**Extracted entries**.
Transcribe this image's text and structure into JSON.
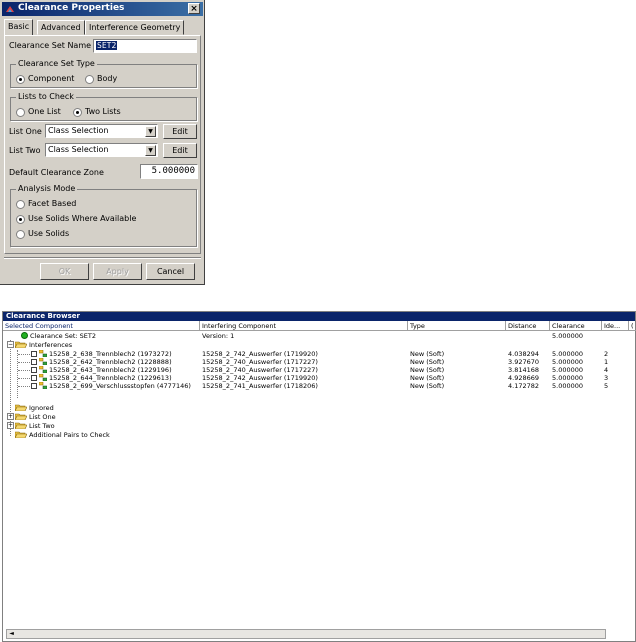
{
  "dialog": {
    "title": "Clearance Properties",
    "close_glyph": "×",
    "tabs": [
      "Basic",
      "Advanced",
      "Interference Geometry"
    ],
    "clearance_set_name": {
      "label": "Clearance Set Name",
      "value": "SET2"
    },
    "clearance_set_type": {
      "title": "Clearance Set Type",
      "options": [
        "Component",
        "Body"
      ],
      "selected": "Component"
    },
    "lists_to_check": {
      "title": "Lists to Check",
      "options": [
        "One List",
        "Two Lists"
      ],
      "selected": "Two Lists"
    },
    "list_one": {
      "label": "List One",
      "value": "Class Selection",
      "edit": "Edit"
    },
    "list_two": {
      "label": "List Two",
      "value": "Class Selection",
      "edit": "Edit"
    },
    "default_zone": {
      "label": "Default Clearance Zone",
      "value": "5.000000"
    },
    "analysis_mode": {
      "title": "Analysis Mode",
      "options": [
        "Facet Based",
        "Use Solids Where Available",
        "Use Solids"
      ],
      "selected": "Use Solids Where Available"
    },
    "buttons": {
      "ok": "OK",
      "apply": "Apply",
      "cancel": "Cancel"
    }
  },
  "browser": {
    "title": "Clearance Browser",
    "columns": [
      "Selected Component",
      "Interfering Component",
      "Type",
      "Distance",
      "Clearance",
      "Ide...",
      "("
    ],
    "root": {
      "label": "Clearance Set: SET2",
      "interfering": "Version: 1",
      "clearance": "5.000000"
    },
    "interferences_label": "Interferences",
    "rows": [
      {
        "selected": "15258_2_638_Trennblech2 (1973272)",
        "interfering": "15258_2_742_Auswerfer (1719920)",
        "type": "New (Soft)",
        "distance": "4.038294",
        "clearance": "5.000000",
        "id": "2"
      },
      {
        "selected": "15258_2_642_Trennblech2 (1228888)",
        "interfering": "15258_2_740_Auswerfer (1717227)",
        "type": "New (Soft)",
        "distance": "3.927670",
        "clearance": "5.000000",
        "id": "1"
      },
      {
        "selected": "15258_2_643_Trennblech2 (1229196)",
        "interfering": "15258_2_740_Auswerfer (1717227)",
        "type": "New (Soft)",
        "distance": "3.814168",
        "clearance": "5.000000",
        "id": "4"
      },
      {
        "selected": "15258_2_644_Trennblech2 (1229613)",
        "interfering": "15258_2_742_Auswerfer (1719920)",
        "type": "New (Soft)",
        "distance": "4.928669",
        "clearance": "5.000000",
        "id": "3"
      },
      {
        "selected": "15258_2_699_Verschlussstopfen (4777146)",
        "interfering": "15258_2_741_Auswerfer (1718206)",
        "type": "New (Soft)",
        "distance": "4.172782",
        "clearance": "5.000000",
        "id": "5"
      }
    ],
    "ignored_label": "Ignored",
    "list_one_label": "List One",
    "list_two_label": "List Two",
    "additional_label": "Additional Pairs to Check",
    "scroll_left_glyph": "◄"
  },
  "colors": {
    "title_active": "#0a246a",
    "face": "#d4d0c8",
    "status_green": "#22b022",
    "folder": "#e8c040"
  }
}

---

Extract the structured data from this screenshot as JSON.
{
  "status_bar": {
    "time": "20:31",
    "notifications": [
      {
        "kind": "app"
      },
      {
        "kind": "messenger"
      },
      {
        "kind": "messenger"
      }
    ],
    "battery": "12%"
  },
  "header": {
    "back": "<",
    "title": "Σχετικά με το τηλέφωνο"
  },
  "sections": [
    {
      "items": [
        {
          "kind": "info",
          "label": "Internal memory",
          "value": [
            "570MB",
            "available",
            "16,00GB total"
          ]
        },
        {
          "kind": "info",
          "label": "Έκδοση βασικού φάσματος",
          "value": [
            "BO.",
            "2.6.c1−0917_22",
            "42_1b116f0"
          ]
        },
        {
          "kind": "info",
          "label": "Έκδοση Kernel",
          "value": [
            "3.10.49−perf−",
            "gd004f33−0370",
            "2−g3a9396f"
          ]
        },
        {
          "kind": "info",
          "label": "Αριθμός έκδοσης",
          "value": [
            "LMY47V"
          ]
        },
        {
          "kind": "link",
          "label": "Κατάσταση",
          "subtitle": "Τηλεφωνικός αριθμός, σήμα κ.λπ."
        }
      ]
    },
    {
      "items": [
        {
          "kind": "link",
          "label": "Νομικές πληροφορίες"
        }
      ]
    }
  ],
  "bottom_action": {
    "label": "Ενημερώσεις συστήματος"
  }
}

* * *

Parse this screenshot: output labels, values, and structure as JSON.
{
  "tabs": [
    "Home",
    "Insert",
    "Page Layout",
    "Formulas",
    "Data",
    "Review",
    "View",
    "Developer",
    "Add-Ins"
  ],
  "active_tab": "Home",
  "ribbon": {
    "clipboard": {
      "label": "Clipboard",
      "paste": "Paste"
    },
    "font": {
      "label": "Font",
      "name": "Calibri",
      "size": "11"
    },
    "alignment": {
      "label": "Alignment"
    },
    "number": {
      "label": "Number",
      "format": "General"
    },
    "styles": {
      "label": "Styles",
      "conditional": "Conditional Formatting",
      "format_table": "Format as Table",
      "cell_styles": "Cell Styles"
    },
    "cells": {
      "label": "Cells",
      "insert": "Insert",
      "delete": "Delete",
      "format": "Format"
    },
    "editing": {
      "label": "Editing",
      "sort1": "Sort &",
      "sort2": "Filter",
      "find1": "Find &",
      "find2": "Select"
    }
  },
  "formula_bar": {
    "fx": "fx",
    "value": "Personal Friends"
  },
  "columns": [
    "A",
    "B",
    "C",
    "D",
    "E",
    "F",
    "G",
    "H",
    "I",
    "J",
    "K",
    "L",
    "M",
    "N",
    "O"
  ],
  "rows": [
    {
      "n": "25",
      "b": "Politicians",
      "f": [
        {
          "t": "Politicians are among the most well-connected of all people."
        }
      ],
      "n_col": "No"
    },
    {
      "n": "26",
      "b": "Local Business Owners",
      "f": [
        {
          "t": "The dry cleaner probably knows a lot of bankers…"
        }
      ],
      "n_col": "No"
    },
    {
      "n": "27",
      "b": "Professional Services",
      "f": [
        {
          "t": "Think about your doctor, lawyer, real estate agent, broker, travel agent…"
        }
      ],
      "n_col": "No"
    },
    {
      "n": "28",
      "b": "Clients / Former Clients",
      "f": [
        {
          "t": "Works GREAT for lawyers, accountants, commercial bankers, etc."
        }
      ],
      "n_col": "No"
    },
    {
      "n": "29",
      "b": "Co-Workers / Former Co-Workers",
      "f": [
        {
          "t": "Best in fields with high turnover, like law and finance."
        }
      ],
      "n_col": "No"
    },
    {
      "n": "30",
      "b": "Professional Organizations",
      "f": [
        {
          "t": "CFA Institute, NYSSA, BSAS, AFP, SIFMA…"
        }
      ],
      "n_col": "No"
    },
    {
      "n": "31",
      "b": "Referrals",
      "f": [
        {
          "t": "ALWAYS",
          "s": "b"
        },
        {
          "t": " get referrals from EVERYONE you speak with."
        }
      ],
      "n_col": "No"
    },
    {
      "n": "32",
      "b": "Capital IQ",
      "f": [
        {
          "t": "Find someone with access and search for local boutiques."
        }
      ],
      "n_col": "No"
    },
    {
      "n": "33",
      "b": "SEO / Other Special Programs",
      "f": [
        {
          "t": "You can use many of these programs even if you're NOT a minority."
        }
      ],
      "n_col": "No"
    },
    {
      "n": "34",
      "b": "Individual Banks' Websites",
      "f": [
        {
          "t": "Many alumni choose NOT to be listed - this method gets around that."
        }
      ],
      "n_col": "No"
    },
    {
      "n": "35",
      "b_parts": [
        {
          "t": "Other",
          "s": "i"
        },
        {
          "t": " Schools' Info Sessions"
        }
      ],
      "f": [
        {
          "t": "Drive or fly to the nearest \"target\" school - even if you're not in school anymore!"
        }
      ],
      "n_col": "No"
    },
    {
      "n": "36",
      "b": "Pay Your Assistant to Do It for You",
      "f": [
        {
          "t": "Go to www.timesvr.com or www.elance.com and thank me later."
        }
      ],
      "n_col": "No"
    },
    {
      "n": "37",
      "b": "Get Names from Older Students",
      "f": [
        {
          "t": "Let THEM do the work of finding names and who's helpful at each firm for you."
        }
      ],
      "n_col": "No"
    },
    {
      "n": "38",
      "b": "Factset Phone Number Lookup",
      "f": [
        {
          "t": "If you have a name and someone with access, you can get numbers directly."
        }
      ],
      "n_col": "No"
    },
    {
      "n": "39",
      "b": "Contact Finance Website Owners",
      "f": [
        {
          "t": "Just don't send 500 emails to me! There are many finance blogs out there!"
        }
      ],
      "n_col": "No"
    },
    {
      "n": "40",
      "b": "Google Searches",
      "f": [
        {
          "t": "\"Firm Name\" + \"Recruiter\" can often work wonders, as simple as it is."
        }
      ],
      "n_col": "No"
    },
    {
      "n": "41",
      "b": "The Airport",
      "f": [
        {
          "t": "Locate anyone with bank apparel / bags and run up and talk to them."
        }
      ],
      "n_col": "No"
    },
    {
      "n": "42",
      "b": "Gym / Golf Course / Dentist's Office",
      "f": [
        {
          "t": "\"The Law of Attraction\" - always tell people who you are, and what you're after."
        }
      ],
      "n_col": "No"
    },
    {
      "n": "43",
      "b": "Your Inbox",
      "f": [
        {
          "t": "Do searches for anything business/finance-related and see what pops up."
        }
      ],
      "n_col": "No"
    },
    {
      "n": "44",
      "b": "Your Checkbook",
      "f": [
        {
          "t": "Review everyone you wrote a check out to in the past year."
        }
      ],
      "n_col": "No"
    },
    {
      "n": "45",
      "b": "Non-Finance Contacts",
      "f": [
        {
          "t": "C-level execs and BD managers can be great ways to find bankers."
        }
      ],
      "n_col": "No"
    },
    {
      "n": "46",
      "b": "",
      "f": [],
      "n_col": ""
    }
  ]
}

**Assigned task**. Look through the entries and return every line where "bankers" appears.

**Solution**.
          "t": "The dry cleaner probably knows a lot of bankers…"
          "t": "Works GREAT for lawyers, accountants, commercial bankers, etc."
          "t": "C-level execs and BD managers can be great ways to find bankers."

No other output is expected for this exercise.